According to Mandela, Mbeki would have attended the briefing if he had not been obliged to attend the Commonwealth Heads of Government Meeting, currently under way in Australia.

“We agreed last week that we should appear at this meeting together, but it was not possible,” Mandela said.

The former president reiterated his support for the government’s current Aids policy and said he agreed wholeheartedly with their vehement advocacy of continuing research.

Their basic policies were sound, he said, however, they had perhaps not communicated all aspects of their Aids policy properly to the public and the media.

“Overseas research is not enough. Social conditions here are different,” he said, adding that Africa had a large number of poverty-stricken people with weakened immune systems and a lack of fiscal means to look after their general health.

“There is no doubt that poverty brings a fundamental difference to the research conducted overseas and here,” Mandela said.

He said it did not seem logical to rely on overseas research, because a large percentage of African people were struggling under the burden of diseases that wealthy Europeans did not have to contend with such as tuberculosis and malaria.

Mandela reiterated a previous statement, saying the country could not afford debates while Aids sufferers were dying every day.

He said he would like to see antiretrovirals dispensed while the government’s “important research” was being conducted.

“People who want to consult doctors and any other person who may think can give them a drug which is going to be useful, which is going to cure their condition, must be free to do so,” he said.

Mbeki’s government has come under increasing fire from the medical profession, church leaders, the trade unions, opposition parties and the press for not making the drug freely available to all HIV-positive mothers.

It is presently involved in a court case to appeal a ruling by the South African High Court which ordered it in December to give nevirapine to HIV-positive pregnant women across the country, to help protect their unborn babies.

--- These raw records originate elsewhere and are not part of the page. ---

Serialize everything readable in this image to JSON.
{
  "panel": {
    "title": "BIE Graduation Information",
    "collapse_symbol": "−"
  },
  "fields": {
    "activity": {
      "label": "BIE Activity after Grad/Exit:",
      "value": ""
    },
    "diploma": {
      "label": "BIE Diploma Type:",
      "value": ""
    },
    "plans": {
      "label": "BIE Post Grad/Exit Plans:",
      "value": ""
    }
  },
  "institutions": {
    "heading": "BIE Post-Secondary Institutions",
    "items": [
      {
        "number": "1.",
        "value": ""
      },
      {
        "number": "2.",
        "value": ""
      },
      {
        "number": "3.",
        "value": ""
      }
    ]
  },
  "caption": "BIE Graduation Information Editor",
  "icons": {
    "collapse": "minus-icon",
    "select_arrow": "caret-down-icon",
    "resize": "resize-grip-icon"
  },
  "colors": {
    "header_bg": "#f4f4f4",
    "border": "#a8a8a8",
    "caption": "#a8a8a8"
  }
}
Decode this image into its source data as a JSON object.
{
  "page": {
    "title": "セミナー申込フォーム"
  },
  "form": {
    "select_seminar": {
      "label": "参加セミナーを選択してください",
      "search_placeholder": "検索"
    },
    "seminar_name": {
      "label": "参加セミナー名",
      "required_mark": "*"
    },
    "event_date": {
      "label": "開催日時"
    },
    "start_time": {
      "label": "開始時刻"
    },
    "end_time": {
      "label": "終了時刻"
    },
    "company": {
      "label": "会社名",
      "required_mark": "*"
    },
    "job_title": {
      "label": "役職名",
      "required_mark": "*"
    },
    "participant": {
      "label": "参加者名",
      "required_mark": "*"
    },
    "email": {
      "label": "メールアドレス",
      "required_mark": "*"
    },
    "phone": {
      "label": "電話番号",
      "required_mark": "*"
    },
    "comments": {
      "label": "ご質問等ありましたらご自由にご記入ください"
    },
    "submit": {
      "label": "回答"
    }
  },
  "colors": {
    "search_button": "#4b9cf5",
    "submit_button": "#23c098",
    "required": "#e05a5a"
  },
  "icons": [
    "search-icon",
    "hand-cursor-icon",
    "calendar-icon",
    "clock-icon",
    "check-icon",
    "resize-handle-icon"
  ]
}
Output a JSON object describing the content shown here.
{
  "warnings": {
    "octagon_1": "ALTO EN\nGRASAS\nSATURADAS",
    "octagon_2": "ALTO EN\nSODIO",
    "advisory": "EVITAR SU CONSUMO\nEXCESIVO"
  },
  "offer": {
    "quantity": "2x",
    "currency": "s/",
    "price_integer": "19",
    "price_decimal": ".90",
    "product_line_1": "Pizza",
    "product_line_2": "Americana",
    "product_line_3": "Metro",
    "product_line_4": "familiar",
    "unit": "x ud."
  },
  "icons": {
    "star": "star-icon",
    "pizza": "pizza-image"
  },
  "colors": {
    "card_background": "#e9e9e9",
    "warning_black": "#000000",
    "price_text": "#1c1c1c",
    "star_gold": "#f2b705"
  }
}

Treatment activists have estimated that the introduction of anti-retrovirals could save the lives of many of the 70 000 babies currently born with HIV annually. - Sapa, AFP

Comments

blog comments powered by Disqus